The British Bulldog pins Tom Bennett with the running powerslam at 1:38:

And speaking of the Bulldog, he gets the next squash on the show.  The Bulldog was Davey Both Smith, one-half of the British Bulldogs tag team with the Dynamite Kid that won the WWF Tag Team Championship at WrestleMania II in 1986.  After starting in the business at the age of fifteen in 1978 for World of Sport in Great Britain, Smith came to Canada and wrestled for Stu Hart’s Stampede Wrestling.  The Bulldogs tag team formed in 1984 and they left the WWF in 1988 when the Kid suffered a debilitating back injury.  After tenures in Stampede and AJPW, Smith returned to the WWF in October 1990, ending the year with a series of squash match wins before being slotted into a feud with the Warlord over who the strongest man in the WWF was.

The Bulldog pulverizes Bennett with power offense, answering the Warlord’s words with a running powerslam that helps him win almost thirty seconds quicker than his rival.

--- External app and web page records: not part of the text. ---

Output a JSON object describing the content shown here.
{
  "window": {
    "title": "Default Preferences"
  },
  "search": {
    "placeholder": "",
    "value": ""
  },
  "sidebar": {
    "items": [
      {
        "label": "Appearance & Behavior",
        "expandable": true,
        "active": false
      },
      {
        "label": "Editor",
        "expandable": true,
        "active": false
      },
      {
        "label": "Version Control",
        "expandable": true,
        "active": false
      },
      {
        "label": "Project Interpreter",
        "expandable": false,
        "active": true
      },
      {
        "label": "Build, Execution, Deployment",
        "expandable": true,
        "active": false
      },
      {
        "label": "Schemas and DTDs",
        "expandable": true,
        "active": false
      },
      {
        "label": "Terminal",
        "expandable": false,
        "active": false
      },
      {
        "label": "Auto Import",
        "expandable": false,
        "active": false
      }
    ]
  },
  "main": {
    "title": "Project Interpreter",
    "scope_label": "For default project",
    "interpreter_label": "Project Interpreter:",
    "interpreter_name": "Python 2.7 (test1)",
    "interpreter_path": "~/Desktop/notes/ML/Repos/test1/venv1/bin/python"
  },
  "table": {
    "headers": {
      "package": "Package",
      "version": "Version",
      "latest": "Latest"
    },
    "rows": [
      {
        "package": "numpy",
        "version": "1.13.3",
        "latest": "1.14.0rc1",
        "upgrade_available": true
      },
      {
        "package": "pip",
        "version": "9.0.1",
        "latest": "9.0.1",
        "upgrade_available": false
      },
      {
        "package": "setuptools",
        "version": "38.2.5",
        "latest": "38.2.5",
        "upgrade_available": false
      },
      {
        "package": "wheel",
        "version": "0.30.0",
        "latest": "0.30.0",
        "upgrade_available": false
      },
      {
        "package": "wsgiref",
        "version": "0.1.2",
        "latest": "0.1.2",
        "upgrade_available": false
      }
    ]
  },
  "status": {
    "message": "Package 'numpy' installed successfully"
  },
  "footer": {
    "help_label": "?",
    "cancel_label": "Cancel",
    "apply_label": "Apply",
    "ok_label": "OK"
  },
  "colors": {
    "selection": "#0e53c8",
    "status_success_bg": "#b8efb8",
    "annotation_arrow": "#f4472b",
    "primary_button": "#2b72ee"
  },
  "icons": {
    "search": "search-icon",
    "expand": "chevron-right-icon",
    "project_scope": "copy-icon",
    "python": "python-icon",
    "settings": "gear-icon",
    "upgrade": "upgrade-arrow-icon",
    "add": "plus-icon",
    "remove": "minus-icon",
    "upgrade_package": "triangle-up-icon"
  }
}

Sergeant Slaughter’s squash from Wrestling Challenge is shown.

The Last Word:  This show followed the traditional Prime Time formula of airing bad house show matches and squashes that would later be used on Superstars and Wrestling Challenge.  However, there was some angle development, a rarity on the show, as a Greg Valentine babyface turn was teased.  That could mean something later.

Up Next:  WWF Superstars for January 12!